(Directions for this task):
From the first line to the last, output the entries exactly.

-------- Task data

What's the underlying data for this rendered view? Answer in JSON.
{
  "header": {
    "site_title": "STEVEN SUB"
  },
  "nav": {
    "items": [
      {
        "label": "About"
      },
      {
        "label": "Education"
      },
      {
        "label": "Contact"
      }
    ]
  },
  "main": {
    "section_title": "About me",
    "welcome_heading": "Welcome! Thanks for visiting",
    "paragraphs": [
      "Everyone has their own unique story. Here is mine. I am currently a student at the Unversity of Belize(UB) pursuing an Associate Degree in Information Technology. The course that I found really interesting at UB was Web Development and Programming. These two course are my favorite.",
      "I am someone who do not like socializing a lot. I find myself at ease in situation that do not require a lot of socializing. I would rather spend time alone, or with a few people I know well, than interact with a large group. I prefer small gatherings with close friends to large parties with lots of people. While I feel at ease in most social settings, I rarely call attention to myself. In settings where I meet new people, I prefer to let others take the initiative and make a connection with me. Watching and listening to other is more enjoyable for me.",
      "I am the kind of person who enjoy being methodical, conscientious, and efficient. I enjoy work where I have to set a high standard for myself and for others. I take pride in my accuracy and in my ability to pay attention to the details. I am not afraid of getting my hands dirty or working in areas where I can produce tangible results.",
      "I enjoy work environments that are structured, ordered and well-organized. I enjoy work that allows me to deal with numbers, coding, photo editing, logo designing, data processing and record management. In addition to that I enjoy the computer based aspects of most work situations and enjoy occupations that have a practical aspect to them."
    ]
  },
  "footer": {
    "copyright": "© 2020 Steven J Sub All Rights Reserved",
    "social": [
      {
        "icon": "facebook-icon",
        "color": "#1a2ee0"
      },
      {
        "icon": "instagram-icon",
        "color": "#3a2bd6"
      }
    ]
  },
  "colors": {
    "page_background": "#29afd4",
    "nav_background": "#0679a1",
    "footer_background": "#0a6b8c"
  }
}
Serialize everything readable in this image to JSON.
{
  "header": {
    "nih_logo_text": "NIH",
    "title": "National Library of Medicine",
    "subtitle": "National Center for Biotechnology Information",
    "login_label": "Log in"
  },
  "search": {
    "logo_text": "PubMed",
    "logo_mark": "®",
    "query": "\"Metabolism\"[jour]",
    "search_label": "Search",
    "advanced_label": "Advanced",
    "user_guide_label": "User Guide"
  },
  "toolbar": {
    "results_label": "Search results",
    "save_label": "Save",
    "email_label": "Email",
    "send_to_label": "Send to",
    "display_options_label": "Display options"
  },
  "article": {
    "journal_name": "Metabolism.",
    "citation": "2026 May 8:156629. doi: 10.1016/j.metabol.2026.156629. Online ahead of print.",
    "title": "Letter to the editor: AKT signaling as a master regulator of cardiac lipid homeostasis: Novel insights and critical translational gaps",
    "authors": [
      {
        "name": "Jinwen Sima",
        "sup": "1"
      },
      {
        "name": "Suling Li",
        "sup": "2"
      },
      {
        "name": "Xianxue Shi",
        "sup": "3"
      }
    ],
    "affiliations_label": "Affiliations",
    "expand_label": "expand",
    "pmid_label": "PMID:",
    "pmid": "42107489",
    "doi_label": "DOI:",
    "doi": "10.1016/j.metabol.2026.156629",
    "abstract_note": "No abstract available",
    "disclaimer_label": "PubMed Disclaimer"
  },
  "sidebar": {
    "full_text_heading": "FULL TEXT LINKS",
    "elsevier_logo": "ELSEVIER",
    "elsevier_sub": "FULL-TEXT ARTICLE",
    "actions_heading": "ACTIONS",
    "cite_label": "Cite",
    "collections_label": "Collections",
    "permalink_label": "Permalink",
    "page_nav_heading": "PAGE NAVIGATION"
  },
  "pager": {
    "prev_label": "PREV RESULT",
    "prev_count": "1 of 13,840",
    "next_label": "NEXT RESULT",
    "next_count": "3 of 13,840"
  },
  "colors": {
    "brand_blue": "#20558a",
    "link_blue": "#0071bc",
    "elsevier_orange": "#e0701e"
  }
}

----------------

(Solution to this problem):
What's the underlying data for this rendered view? Answer in JSON.
{
  "header": {
    "site_title": "STEVEN SUB"
  },
  "nav": {
    "items": [
      {
        "label": "About"
      },
      {
        "label": "Education"
      },
      {
        "label": "Contact"
      }
    ]
  },
  "main": {
    "section_title": "About me",
    "welcome_heading": "Welcome! Thanks for visiting",
    "paragraphs": [
      "Everyone has their own unique story. Here is mine. I am currently a student at the Unversity of Belize(UB) pursuing an Associate Degree in Information Technology. The course that I found really interesting at UB was Web Development and Programming. These two course are my favorite.",
      "I am someone who do not like socializing a lot. I find myself at ease in situation that do not require a lot of socializing. I would rather spend time alone, or with a few people I know well, than interact with a large group. I prefer small gatherings with close friends to large parties with lots of people. While I feel at ease in most social settings, I rarely call attention to myself. In settings where I meet new people, I prefer to let others take the initiative and make a connection with me. Watching and listening to other is more enjoyable for me.",
      "I am the kind of person who enjoy being methodical, conscientious, and efficient. I enjoy work where I have to set a high standard for myself and for others. I take pride in my accuracy and in my ability to pay attention to the details. I am not afraid of getting my hands dirty or working in areas where I can produce tangible results.",
      "I enjoy work environments that are structured, ordered and well-organized. I enjoy work that allows me to deal with numbers, coding, photo editing, logo designing, data processing and record management. In addition to that I enjoy the computer based aspects of most work situations and enjoy occupations that have a practical aspect to them."
    ]
  },
  "footer": {
    "copyright": "© 2020 Steven J Sub All Rights Reserved",
    "social": [
      {
        "icon": "facebook-icon",
        "color": "#1a2ee0"
      },
      {
        "icon": "instagram-icon",
        "color": "#3a2bd6"
      }
    ]
  },
  "colors": {
    "page_background": "#29afd4",
    "nav_background": "#0679a1",
    "footer_background": "#0a6b8c"
  }
}
Serialize everything readable in this image to JSON.
{
  "header": {
    "nih_logo_text": "NIH",
    "title": "National Library of Medicine",
    "subtitle": "National Center for Biotechnology Information",
    "login_label": "Log in"
  },
  "search": {
    "logo_text": "PubMed",
    "logo_mark": "®",
    "query": "\"Metabolism\"[jour]",
    "search_label": "Search",
    "advanced_label": "Advanced",
    "user_guide_label": "User Guide"
  },
  "toolbar": {
    "results_label": "Search results",
    "save_label": "Save",
    "email_label": "Email",
    "send_to_label": "Send to",
    "display_options_label": "Display options"
  },
  "article": {
    "journal_name": "Metabolism.",
    "citation": "2026 May 8:156629. doi: 10.1016/j.metabol.2026.156629. Online ahead of print.",
    "title": "Letter to the editor: AKT signaling as a master regulator of cardiac lipid homeostasis: Novel insights and critical translational gaps",
    "authors": [
      {
        "name": "Jinwen Sima",
        "sup": "1"
      },
      {
        "name": "Suling Li",
        "sup": "2"
      },
      {
        "name": "Xianxue Shi",
        "sup": "3"
      }
    ],
    "affiliations_label": "Affiliations",
    "expand_label": "expand",
    "pmid_label": "PMID:",
    "pmid": "42107489",
    "doi_label": "DOI:",
    "doi": "10.1016/j.metabol.2026.156629",
    "abstract_note": "No abstract available",
    "disclaimer_label": "PubMed Disclaimer"
  },
  "sidebar": {
    "full_text_heading": "FULL TEXT LINKS",
    "elsevier_logo": "ELSEVIER",
    "elsevier_sub": "FULL-TEXT ARTICLE",
    "actions_heading": "ACTIONS",
    "cite_label": "Cite",
    "collections_label": "Collections",
    "permalink_label": "Permalink",
    "page_nav_heading": "PAGE NAVIGATION"
  },
  "pager": {
    "prev_label": "PREV RESULT",
    "prev_count": "1 of 13,840",
    "next_label": "NEXT RESULT",
    "next_count": "3 of 13,840"
  },
  "colors": {
    "brand_blue": "#20558a",
    "link_blue": "#0071bc",
    "elsevier_orange": "#e0701e"
  }
}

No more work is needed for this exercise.